Given data below:
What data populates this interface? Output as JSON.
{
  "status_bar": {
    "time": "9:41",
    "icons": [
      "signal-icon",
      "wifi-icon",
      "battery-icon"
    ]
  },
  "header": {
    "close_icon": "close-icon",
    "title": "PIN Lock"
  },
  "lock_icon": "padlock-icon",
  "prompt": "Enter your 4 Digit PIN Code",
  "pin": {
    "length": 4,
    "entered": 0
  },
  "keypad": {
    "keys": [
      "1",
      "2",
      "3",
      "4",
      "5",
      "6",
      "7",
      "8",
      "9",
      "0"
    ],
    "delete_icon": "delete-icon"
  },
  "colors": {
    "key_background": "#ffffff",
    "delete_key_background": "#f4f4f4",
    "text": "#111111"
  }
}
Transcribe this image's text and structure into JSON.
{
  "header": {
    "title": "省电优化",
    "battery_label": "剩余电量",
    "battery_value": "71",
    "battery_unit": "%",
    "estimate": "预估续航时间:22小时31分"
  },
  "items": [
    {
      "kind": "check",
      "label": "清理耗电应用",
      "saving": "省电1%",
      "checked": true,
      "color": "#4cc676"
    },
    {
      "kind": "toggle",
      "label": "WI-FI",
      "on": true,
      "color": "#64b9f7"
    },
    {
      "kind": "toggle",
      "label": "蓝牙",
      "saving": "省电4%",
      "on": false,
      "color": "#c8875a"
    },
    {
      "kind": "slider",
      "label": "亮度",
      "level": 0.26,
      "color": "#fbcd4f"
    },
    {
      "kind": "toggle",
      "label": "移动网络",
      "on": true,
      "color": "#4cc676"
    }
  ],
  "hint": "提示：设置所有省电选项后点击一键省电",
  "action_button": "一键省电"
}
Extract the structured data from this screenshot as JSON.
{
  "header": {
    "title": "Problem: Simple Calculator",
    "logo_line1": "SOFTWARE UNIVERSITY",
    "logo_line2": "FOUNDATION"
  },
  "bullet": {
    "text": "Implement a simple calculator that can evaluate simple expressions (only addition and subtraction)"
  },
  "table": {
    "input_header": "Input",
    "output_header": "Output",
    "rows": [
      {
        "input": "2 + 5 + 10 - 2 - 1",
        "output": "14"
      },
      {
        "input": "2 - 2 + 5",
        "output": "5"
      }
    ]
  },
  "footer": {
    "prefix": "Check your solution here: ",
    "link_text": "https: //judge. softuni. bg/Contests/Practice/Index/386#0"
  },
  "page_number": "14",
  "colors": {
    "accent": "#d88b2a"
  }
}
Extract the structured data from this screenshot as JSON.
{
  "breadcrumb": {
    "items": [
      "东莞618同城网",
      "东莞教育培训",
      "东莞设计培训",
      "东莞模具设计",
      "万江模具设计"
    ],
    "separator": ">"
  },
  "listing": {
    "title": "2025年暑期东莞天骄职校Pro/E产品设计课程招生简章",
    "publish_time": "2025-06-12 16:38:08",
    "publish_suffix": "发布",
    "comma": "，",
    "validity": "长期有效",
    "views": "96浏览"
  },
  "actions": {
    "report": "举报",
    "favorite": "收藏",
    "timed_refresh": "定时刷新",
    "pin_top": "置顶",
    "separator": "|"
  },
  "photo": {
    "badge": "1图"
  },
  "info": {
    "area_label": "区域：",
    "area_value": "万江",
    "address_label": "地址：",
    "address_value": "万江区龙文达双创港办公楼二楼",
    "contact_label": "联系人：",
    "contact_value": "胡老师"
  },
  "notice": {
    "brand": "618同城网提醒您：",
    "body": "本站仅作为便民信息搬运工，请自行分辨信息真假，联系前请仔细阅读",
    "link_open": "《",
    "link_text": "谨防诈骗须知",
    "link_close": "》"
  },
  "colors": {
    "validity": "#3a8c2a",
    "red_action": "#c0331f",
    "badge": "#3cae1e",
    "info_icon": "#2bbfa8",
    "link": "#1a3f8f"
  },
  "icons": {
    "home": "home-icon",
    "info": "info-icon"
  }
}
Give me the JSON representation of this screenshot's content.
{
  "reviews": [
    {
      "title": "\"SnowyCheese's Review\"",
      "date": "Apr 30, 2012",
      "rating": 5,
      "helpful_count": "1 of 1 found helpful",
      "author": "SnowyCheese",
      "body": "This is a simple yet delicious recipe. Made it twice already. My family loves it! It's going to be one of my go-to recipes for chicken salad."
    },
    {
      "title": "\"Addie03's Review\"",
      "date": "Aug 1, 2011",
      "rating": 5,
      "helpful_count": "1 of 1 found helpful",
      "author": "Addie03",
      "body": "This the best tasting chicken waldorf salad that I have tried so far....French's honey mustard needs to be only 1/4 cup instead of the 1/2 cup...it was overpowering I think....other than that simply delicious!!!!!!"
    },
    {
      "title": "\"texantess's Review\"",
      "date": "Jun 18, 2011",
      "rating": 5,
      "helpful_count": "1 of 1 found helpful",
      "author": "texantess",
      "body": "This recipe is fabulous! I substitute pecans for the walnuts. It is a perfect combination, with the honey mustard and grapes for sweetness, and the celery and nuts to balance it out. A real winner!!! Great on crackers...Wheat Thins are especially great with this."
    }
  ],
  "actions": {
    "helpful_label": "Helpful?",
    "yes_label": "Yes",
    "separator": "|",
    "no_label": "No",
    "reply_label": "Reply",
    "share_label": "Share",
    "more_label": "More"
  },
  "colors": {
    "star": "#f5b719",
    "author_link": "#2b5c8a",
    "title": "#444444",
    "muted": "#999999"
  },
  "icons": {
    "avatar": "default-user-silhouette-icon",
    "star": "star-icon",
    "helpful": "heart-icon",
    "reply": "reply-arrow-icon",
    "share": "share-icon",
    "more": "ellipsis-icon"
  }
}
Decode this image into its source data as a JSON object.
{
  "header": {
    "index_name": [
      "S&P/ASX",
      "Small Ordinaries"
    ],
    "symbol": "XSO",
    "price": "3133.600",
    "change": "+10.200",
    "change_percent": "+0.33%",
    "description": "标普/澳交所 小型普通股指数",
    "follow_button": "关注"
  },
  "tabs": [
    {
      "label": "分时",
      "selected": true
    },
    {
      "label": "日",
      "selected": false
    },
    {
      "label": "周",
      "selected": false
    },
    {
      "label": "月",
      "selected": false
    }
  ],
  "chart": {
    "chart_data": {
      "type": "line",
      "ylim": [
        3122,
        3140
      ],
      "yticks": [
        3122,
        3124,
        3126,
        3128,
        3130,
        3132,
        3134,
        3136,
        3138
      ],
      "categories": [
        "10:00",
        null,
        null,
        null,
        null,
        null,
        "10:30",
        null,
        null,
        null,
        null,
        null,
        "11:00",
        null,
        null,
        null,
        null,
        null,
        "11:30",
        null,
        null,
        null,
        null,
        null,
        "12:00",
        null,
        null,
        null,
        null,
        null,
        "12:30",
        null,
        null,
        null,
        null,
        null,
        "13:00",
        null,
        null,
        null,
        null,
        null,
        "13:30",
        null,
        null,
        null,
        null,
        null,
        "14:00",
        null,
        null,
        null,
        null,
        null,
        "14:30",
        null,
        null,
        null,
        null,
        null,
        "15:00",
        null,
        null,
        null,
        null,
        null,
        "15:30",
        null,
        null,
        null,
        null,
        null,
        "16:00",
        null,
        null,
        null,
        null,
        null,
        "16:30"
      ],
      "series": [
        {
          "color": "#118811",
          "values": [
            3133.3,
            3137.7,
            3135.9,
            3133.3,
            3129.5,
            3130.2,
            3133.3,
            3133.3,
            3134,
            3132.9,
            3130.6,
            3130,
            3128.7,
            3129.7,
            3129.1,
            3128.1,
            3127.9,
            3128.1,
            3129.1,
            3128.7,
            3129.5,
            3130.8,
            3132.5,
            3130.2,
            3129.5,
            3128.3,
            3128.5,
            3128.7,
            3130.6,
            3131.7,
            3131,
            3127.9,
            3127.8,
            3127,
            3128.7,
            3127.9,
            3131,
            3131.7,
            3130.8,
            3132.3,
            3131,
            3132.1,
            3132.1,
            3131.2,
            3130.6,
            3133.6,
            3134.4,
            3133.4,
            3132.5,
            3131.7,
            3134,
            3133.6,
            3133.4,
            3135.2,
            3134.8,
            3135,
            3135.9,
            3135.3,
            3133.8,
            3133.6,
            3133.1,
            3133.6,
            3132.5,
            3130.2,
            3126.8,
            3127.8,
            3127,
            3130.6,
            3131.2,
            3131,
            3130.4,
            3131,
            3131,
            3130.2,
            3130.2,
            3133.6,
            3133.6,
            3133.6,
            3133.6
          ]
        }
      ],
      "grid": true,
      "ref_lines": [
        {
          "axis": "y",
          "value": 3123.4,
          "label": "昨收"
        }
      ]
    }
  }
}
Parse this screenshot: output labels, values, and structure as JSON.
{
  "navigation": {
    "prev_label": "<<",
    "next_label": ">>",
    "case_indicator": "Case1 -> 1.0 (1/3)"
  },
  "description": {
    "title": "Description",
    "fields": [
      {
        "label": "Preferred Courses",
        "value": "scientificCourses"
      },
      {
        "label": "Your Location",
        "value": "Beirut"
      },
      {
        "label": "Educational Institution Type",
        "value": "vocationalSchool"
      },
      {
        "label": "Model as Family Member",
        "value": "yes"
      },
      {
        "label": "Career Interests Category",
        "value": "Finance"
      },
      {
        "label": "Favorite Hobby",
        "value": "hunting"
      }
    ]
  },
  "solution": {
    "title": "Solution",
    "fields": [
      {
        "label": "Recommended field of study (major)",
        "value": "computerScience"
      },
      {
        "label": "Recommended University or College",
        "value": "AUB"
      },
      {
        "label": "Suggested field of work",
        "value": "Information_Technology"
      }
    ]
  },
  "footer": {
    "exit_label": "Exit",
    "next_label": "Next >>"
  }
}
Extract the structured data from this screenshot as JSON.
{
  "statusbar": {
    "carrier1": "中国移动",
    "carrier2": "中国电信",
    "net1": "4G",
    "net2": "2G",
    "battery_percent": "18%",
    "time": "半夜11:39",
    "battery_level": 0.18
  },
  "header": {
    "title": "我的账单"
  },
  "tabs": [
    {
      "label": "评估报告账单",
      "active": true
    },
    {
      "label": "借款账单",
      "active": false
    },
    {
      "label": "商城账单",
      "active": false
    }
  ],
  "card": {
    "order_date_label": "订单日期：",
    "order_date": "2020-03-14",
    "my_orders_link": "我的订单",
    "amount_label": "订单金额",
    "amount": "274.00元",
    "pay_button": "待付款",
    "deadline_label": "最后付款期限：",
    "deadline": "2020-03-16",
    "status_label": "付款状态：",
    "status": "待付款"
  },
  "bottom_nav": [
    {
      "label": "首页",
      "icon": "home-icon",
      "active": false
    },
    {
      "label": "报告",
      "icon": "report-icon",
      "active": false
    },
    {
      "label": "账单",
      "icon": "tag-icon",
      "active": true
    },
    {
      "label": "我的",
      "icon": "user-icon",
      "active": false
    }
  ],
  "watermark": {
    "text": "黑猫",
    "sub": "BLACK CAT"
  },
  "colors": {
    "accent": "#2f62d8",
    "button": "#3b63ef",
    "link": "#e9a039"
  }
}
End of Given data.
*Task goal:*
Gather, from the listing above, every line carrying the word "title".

*Exercise output:*
    "title": "PIN Lock"
    "title": "省电优化",
    "title": "Problem: Simple Calculator",
    "title": "2025年暑期东莞天骄职校Pro/E产品设计课程招生简章",
      "title": "\"SnowyCheese's Review\"",
      "title": "\"Addie03's Review\"",
      "title": "\"texantess's Review\"",
    "title": "#444444",
    "title": "Description",
    "title": "Solution",
    "title": "我的账单"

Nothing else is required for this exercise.